Bernie Holowicki, who coached Catholic Central from 1971-1994 and was inducted into the Detroit Catholic League Hall of Fame in 1980, died in June at age 86. The court at Catholic Central was named in his honor in January.

Sinawi was selected for the Cath­olic Central job by a committee that included Athletic Director Aaron Babiarz. Five finalists were inter­viewed from an original field of more than 25 applicants.

Babiarz said an awareness of the history of Catholic Central’s bas­ketball program played a role in the committee’s decision.

“We weren’t looking for some­one who would be at our school for four or five years,” Babiarz said. “We wanted someone who wanted to be here for at least 20 years.”

Sinawi will remain a health and physical education teacher at Novi Middle School, a job he’s held for six years. No teaching position was open at Catholic Central.

Being able to keep a teaching job he loves at a school located about a quarter-mile from the Catholic Cen­tral campus was a factor in Sinawi’s decision to accept the Catholic Cen­tral coaching offer.

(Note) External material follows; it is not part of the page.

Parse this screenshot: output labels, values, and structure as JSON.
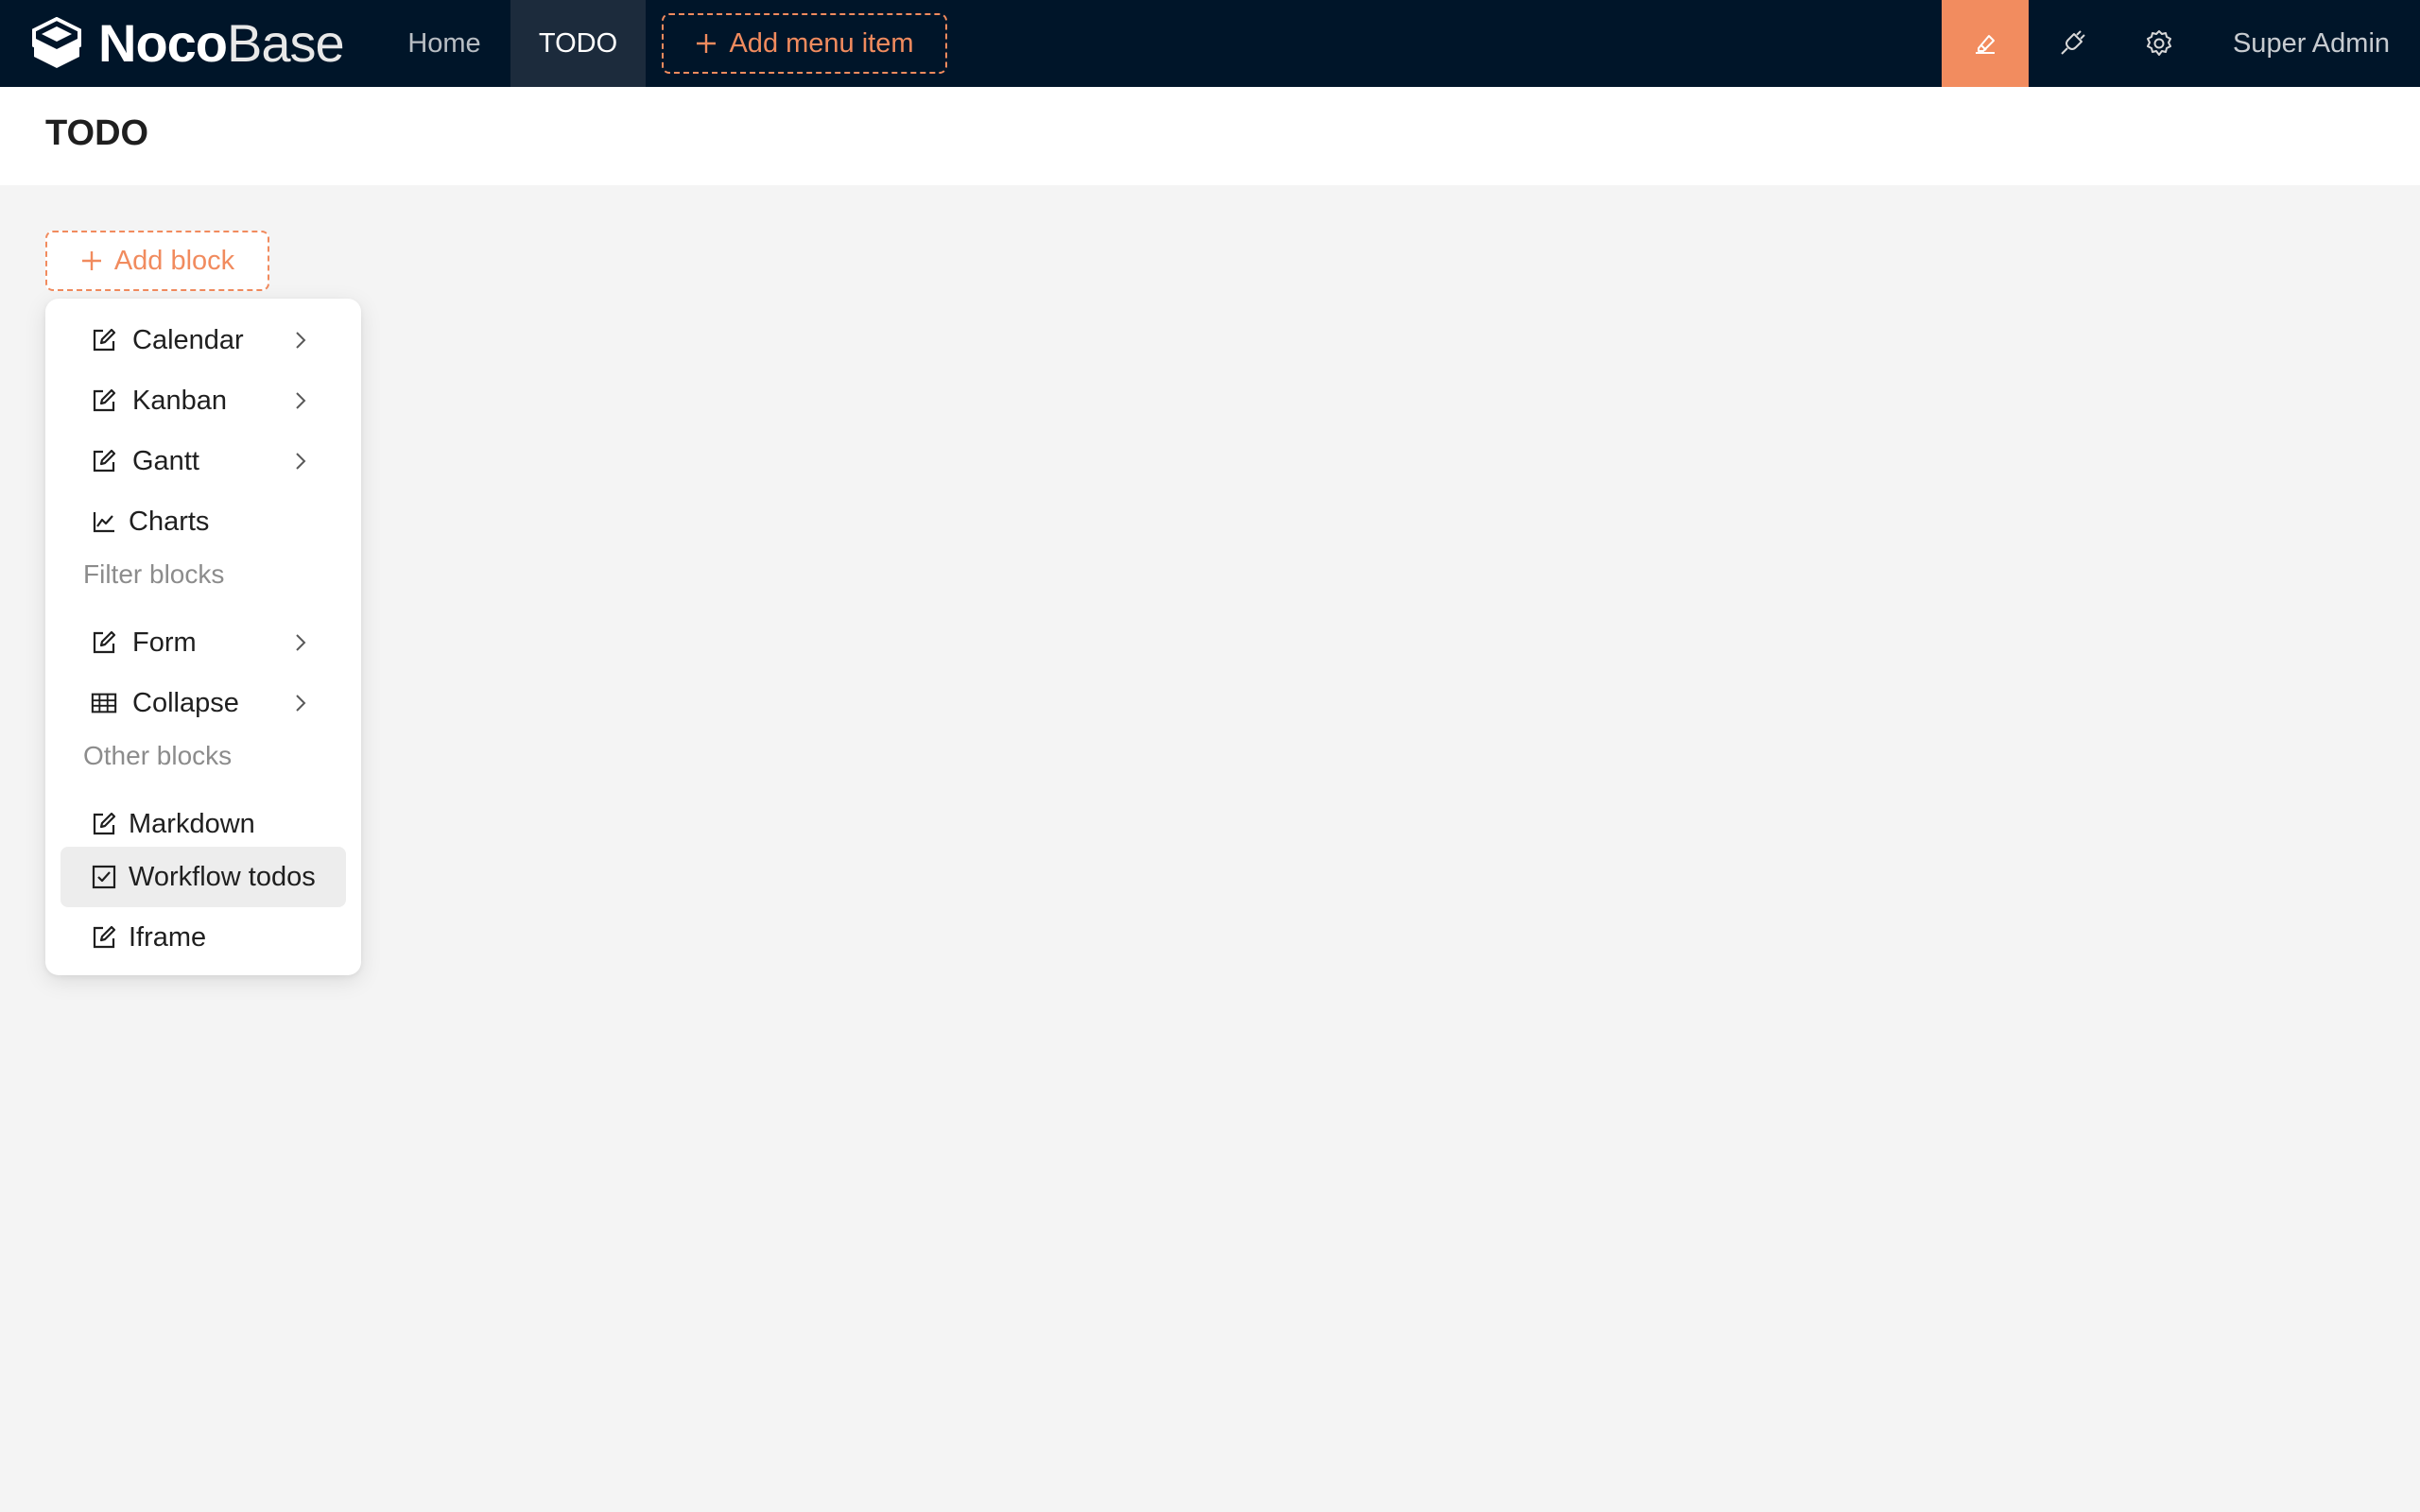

“I’m a teacher first,” he said. “That’s my passion.”

Babiarz said the fact that Sinawi is happy teaching at Novi Middle School was a “big deal” in the deci­sion to hire him.

While Sinawi loves his teaching job and students and remains a huge fan of Novi High School athletics, he said coaching Novi boys basket­ball had its frustrations.

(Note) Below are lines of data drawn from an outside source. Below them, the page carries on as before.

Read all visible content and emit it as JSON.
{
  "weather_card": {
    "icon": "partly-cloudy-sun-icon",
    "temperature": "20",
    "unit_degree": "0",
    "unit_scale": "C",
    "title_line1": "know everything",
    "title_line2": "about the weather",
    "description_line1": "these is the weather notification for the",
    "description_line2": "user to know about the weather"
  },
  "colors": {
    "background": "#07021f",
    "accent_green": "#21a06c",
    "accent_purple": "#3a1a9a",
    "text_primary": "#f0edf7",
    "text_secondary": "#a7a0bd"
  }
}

“It’s important that everyone is on the same page at all three levels of a boys basketball program,” he said. “I’ll have that at Catholic Central.”

Sinawi’s sudden departure as coach hasn’t been universally ac­cepted in the Novi community.

“I can’t control some people’s perceptions of why I left and their negative comments,” he said. “The majority of people I know have been supportive of my decision.”

Novi School District Athletic Director Brian Gordon told home­ that Sinawi “certainly worked extremely hard, and, for that, we thank him. We also thank him for everything he’s done for the kids here in Novi and wish him the best of luck as he embarks on a new en­deavor at Catholic Central.”

Babiarz said the selection commit­tee at Catholic Central was impressed with Sinawi’s love for basketball.

“That’s why Brandon coaches with passion and while he loves his players, he holds them accountable,” he said. “His guys play with passion, and they play hard. If you do that, the wins will come. Brandon under­stands that high school sports are about the kids. This is their time.”

Sinawi orchestrated a rapid reviv­al of Novi’s boys basketball program, which went 4-17 in the season before he arrived.

He went 63-33 in four seasons in charge of the Wildcats. In his final three years, his team won three district championships, made it to the regional finals twice and the state semifinals.

Novi won the first regional title in team history in March when the Wildcats defeated previously unbeat­en Ann Arbor Skyline.

Three of Novi’s six postseason wins en route to the state semifinals were by just two points, and all three nail-biting victories were achieved by a buzzer-beating shot.

Sinawi is replacing Bill Dyer, who resigned in April after being Catho­lic Central’s coach for 12 years and posting a 141-110 record, including 12-9 last year.

This isn’t the first time Sinawi has crossed coaching paths with Dyer.

Sinawi was on Dyer’s staff at Li­vonia Stevenson High School and he was Stevenson’s coach for four years (2010-2014) after Dyer had departed. Sinawi’s career coaching record is 93-56.

Chris Housey was hired last month as Novi’s new coach, replac­ing Sinawi.

Housey spent the last two seasons as coach at Grosse Pointe Univer­sity-Liggett High School. He’s in­herited a sizeable rebuilding job at Novi. Seven of the Wildcats’ eight players from last year graduated and the eighth player has transferred to Detroit Renaissance.

Catholic Central lost four players to graduation and several key players are back.

Sinawi graduated from Farming­ton Hills Harrison High School in 1999. He was on the boys basketball team there for two years.

He earned a bachelor’s degree in physical education and health from Eastern Michigan University in 2009 and a master’s degree in educational leadership from the University of Michigan-Dearborn in 2015.

He and his wife Suzanne celebrat­ed their 10th anniversary May 24. They have identical 6-year-old twin sons Jackson and Jude.